> HOW TO COMPLETE THIS TASK:
Give the data again in full, exactly as written below.

> RAW DATA:
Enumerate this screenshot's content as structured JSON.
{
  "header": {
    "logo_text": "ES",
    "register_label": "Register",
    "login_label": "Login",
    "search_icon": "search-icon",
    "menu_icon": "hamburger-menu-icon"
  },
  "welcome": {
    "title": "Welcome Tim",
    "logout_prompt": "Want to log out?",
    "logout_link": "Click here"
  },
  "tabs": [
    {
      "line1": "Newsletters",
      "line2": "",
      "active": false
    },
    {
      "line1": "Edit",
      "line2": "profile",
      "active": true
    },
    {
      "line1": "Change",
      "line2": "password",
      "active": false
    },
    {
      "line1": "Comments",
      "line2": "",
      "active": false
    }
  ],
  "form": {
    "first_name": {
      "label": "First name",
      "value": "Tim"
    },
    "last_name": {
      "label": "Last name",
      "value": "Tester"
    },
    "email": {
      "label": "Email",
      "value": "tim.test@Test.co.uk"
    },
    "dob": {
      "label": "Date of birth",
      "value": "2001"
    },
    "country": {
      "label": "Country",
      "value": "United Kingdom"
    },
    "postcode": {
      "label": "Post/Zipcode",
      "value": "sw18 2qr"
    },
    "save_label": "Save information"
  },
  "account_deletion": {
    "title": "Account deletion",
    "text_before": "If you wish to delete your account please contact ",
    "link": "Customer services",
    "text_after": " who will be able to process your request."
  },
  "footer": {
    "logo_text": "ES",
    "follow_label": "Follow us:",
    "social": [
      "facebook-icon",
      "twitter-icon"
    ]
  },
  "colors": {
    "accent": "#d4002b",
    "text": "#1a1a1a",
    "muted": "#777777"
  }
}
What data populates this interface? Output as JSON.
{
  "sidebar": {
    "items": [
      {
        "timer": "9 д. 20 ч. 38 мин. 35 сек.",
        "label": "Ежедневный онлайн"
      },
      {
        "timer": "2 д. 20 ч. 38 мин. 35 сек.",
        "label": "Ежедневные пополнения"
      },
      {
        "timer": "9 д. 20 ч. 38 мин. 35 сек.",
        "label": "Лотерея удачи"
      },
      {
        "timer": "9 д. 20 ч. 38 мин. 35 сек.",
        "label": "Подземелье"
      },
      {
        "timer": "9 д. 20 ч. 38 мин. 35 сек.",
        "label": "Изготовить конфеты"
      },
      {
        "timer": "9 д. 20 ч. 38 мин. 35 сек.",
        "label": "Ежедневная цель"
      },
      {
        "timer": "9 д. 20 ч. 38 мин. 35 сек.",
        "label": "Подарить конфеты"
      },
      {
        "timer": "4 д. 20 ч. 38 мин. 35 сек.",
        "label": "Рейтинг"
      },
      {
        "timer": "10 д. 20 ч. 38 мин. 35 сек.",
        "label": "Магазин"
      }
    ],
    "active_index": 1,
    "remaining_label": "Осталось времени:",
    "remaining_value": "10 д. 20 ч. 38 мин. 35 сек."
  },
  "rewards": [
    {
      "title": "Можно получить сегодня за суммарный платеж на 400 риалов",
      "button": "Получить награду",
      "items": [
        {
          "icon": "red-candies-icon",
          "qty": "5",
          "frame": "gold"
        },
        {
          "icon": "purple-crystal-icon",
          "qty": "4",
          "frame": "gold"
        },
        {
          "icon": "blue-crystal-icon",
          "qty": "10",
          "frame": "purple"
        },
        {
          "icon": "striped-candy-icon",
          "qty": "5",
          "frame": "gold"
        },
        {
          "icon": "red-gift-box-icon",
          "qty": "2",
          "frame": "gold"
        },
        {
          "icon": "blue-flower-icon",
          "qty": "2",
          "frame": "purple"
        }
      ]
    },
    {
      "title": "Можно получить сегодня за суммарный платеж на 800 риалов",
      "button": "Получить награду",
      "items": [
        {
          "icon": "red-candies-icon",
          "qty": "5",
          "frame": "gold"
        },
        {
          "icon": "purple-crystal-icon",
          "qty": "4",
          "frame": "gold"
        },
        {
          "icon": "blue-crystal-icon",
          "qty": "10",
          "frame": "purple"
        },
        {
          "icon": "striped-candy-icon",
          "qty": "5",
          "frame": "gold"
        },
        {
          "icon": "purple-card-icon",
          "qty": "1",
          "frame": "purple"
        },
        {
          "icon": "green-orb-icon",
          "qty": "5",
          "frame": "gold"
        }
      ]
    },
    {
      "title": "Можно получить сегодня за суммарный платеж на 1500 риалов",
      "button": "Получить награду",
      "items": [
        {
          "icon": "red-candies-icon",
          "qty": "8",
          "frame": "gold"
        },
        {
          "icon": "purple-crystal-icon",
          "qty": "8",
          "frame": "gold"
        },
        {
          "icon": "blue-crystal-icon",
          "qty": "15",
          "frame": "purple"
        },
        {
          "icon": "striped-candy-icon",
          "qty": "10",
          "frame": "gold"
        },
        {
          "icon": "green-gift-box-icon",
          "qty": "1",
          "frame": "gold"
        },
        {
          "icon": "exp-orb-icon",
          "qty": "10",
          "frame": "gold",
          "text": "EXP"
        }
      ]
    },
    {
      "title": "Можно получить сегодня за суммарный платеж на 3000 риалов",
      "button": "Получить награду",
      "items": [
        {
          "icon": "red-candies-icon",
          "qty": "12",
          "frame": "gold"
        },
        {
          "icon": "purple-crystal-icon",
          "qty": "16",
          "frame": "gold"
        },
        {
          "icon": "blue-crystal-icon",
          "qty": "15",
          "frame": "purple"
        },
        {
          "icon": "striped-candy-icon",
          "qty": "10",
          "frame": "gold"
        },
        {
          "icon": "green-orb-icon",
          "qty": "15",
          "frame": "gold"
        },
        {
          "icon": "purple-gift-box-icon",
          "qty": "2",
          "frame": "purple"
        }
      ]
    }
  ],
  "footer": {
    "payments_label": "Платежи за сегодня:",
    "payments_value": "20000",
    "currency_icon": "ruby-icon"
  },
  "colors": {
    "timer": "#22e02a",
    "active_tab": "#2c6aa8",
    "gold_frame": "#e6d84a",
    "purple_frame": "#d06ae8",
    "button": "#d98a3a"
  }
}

> RESULT BELOW:
Enumerate this screenshot's content as structured JSON.
{
  "header": {
    "logo_text": "ES",
    "register_label": "Register",
    "login_label": "Login",
    "search_icon": "search-icon",
    "menu_icon": "hamburger-menu-icon"
  },
  "welcome": {
    "title": "Welcome Tim",
    "logout_prompt": "Want to log out?",
    "logout_link": "Click here"
  },
  "tabs": [
    {
      "line1": "Newsletters",
      "line2": "",
      "active": false
    },
    {
      "line1": "Edit",
      "line2": "profile",
      "active": true
    },
    {
      "line1": "Change",
      "line2": "password",
      "active": false
    },
    {
      "line1": "Comments",
      "line2": "",
      "active": false
    }
  ],
  "form": {
    "first_name": {
      "label": "First name",
      "value": "Tim"
    },
    "last_name": {
      "label": "Last name",
      "value": "Tester"
    },
    "email": {
      "label": "Email",
      "value": "tim.test@Test.co.uk"
    },
    "dob": {
      "label": "Date of birth",
      "value": "2001"
    },
    "country": {
      "label": "Country",
      "value": "United Kingdom"
    },
    "postcode": {
      "label": "Post/Zipcode",
      "value": "sw18 2qr"
    },
    "save_label": "Save information"
  },
  "account_deletion": {
    "title": "Account deletion",
    "text_before": "If you wish to delete your account please contact ",
    "link": "Customer services",
    "text_after": " who will be able to process your request."
  },
  "footer": {
    "logo_text": "ES",
    "follow_label": "Follow us:",
    "social": [
      "facebook-icon",
      "twitter-icon"
    ]
  },
  "colors": {
    "accent": "#d4002b",
    "text": "#1a1a1a",
    "muted": "#777777"
  }
}
What data populates this interface? Output as JSON.
{
  "sidebar": {
    "items": [
      {
        "timer": "9 д. 20 ч. 38 мин. 35 сек.",
        "label": "Ежедневный онлайн"
      },
      {
        "timer": "2 д. 20 ч. 38 мин. 35 сек.",
        "label": "Ежедневные пополнения"
      },
      {
        "timer": "9 д. 20 ч. 38 мин. 35 сек.",
        "label": "Лотерея удачи"
      },
      {
        "timer": "9 д. 20 ч. 38 мин. 35 сек.",
        "label": "Подземелье"
      },
      {
        "timer": "9 д. 20 ч. 38 мин. 35 сек.",
        "label": "Изготовить конфеты"
      },
      {
        "timer": "9 д. 20 ч. 38 мин. 35 сек.",
        "label": "Ежедневная цель"
      },
      {
        "timer": "9 д. 20 ч. 38 мин. 35 сек.",
        "label": "Подарить конфеты"
      },
      {
        "timer": "4 д. 20 ч. 38 мин. 35 сек.",
        "label": "Рейтинг"
      },
      {
        "timer": "10 д. 20 ч. 38 мин. 35 сек.",
        "label": "Магазин"
      }
    ],
    "active_index": 1,
    "remaining_label": "Осталось времени:",
    "remaining_value": "10 д. 20 ч. 38 мин. 35 сек."
  },
  "rewards": [
    {
      "title": "Можно получить сегодня за суммарный платеж на 400 риалов",
      "button": "Получить награду",
      "items": [
        {
          "icon": "red-candies-icon",
          "qty": "5",
          "frame": "gold"
        },
        {
          "icon": "purple-crystal-icon",
          "qty": "4",
          "frame": "gold"
        },
        {
          "icon": "blue-crystal-icon",
          "qty": "10",
          "frame": "purple"
        },
        {
          "icon": "striped-candy-icon",
          "qty": "5",
          "frame": "gold"
        },
        {
          "icon": "red-gift-box-icon",
          "qty": "2",
          "frame": "gold"
        },
        {
          "icon": "blue-flower-icon",
          "qty": "2",
          "frame": "purple"
        }
      ]
    },
    {
      "title": "Можно получить сегодня за суммарный платеж на 800 риалов",
      "button": "Получить награду",
      "items": [
        {
          "icon": "red-candies-icon",
          "qty": "5",
          "frame": "gold"
        },
        {
          "icon": "purple-crystal-icon",
          "qty": "4",
          "frame": "gold"
        },
        {
          "icon": "blue-crystal-icon",
          "qty": "10",
          "frame": "purple"
        },
        {
          "icon": "striped-candy-icon",
          "qty": "5",
          "frame": "gold"
        },
        {
          "icon": "purple-card-icon",
          "qty": "1",
          "frame": "purple"
        },
        {
          "icon": "green-orb-icon",
          "qty": "5",
          "frame": "gold"
        }
      ]
    },
    {
      "title": "Можно получить сегодня за суммарный платеж на 1500 риалов",
      "button": "Получить награду",
      "items": [
        {
          "icon": "red-candies-icon",
          "qty": "8",
          "frame": "gold"
        },
        {
          "icon": "purple-crystal-icon",
          "qty": "8",
          "frame": "gold"
        },
        {
          "icon": "blue-crystal-icon",
          "qty": "15",
          "frame": "purple"
        },
        {
          "icon": "striped-candy-icon",
          "qty": "10",
          "frame": "gold"
        },
        {
          "icon": "green-gift-box-icon",
          "qty": "1",
          "frame": "gold"
        },
        {
          "icon": "exp-orb-icon",
          "qty": "10",
          "frame": "gold",
          "text": "EXP"
        }
      ]
    },
    {
      "title": "Можно получить сегодня за суммарный платеж на 3000 риалов",
      "button": "Получить награду",
      "items": [
        {
          "icon": "red-candies-icon",
          "qty": "12",
          "frame": "gold"
        },
        {
          "icon": "purple-crystal-icon",
          "qty": "16",
          "frame": "gold"
        },
        {
          "icon": "blue-crystal-icon",
          "qty": "15",
          "frame": "purple"
        },
        {
          "icon": "striped-candy-icon",
          "qty": "10",
          "frame": "gold"
        },
        {
          "icon": "green-orb-icon",
          "qty": "15",
          "frame": "gold"
        },
        {
          "icon": "purple-gift-box-icon",
          "qty": "2",
          "frame": "purple"
        }
      ]
    }
  ],
  "footer": {
    "payments_label": "Платежи за сегодня:",
    "payments_value": "20000",
    "currency_icon": "ruby-icon"
  },
  "colors": {
    "timer": "#22e02a",
    "active_tab": "#2c6aa8",
    "gold_frame": "#e6d84a",
    "purple_frame": "#d06ae8",
    "button": "#d98a3a"
  }
}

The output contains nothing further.